─── SUPPLIED DATA
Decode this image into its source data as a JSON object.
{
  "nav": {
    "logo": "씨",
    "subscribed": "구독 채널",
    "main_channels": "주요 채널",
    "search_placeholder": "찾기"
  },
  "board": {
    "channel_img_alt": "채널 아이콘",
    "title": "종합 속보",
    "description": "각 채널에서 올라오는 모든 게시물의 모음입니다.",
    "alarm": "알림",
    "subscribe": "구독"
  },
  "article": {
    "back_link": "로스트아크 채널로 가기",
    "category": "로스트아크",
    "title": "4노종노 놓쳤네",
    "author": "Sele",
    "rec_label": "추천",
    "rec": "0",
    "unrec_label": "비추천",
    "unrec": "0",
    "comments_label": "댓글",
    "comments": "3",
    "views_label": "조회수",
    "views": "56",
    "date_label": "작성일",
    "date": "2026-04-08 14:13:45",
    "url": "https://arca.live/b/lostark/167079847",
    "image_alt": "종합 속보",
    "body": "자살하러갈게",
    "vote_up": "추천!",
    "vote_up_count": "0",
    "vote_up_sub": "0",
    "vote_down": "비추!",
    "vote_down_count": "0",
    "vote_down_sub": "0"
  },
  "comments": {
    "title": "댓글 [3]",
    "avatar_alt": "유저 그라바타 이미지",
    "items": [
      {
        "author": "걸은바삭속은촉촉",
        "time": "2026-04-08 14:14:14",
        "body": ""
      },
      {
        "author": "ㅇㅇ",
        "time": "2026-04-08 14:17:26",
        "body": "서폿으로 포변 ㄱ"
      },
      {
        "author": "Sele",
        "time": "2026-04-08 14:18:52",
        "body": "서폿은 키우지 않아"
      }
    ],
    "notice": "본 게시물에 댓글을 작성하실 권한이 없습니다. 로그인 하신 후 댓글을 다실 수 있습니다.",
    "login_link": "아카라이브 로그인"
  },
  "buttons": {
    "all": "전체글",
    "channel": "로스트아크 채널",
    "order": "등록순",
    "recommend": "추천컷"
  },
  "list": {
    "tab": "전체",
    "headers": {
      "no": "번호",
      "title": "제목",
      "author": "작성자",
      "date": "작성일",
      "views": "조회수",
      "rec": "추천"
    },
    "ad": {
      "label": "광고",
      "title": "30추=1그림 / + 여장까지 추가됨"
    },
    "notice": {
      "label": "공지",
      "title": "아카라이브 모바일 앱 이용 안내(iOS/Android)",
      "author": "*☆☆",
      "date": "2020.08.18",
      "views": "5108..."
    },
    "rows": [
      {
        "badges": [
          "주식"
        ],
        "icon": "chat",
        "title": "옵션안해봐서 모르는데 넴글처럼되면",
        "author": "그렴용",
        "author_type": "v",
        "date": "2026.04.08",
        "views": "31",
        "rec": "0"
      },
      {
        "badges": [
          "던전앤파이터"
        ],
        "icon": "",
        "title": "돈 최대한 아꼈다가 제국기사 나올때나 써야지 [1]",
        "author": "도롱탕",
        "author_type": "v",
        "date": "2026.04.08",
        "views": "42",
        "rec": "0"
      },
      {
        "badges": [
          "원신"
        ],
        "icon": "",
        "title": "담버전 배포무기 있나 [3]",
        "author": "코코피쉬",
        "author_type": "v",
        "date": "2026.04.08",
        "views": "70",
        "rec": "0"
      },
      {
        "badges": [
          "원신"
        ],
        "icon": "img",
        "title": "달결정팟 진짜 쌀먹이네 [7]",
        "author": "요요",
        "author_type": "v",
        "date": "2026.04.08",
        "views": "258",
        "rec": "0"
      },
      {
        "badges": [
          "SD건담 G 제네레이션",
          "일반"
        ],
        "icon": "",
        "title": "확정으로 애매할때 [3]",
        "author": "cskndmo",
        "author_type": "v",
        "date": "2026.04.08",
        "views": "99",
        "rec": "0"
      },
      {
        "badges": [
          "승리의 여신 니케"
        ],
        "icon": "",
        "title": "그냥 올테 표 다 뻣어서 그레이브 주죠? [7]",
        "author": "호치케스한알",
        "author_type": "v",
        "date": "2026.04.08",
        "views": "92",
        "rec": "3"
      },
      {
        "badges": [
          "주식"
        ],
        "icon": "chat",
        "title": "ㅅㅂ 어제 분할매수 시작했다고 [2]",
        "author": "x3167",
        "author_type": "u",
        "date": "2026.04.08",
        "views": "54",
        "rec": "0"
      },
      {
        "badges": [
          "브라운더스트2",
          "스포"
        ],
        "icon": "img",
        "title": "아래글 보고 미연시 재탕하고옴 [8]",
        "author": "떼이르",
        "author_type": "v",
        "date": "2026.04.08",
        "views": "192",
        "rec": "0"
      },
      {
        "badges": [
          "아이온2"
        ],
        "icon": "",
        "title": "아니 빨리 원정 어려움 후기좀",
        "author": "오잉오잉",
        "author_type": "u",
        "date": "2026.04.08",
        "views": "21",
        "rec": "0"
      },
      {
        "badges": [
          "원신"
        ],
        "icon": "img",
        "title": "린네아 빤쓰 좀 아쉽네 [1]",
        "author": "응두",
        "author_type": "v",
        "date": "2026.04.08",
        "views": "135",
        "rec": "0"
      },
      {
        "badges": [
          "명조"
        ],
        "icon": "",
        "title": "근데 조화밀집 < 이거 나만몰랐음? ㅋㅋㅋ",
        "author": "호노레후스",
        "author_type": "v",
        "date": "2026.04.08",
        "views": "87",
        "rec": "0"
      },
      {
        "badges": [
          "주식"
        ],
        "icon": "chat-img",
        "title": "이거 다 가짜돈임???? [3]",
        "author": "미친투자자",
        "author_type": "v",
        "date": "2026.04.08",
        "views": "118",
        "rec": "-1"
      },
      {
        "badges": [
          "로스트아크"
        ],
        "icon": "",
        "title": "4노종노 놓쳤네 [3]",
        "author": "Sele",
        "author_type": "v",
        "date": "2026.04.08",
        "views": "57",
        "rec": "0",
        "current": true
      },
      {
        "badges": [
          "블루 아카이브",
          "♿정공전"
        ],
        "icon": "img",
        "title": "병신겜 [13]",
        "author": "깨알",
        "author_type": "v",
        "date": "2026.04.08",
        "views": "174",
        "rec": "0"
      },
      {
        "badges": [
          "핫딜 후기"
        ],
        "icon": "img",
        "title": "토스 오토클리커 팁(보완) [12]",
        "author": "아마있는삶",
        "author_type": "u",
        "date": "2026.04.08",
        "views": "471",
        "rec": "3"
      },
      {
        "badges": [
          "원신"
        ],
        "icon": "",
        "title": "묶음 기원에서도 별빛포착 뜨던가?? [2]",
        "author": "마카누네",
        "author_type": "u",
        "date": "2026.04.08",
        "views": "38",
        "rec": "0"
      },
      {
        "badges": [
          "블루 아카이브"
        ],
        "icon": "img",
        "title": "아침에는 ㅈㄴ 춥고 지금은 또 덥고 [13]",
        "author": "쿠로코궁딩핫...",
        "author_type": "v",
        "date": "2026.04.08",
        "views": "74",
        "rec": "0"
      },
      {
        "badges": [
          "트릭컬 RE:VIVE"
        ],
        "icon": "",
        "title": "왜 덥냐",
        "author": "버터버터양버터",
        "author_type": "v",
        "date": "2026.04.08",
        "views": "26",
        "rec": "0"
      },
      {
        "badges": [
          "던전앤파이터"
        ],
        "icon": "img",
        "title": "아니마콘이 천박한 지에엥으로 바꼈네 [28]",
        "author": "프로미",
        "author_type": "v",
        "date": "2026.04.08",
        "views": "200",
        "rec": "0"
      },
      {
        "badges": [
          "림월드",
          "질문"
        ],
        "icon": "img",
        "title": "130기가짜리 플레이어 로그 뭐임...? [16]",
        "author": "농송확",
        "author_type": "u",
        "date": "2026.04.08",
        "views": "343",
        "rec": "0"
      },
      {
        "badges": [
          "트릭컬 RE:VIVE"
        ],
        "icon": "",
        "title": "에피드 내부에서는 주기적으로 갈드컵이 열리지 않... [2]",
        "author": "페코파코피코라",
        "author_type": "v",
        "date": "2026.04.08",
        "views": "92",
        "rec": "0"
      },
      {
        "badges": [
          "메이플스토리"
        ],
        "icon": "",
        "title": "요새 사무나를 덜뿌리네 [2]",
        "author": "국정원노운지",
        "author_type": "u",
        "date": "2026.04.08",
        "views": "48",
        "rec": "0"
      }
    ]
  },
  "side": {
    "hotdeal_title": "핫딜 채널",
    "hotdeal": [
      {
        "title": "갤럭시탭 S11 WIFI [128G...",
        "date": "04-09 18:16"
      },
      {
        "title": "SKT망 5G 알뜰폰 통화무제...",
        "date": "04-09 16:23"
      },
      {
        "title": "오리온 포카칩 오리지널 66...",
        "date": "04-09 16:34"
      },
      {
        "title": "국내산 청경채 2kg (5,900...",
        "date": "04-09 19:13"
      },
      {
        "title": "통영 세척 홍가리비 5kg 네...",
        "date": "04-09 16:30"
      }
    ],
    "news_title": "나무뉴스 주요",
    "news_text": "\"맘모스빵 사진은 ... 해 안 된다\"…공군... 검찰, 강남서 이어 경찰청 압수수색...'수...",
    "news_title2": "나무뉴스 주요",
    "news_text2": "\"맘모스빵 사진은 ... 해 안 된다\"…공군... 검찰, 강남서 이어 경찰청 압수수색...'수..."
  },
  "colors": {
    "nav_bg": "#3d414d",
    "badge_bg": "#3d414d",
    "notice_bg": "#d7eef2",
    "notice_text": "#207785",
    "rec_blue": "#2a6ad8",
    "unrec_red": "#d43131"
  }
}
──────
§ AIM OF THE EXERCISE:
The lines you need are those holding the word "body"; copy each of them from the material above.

§ RESULT:
    "body": "자살하러갈게",
        "body": ""
        "body": "서폿으로 포변 ㄱ"
        "body": "서폿은 키우지 않아"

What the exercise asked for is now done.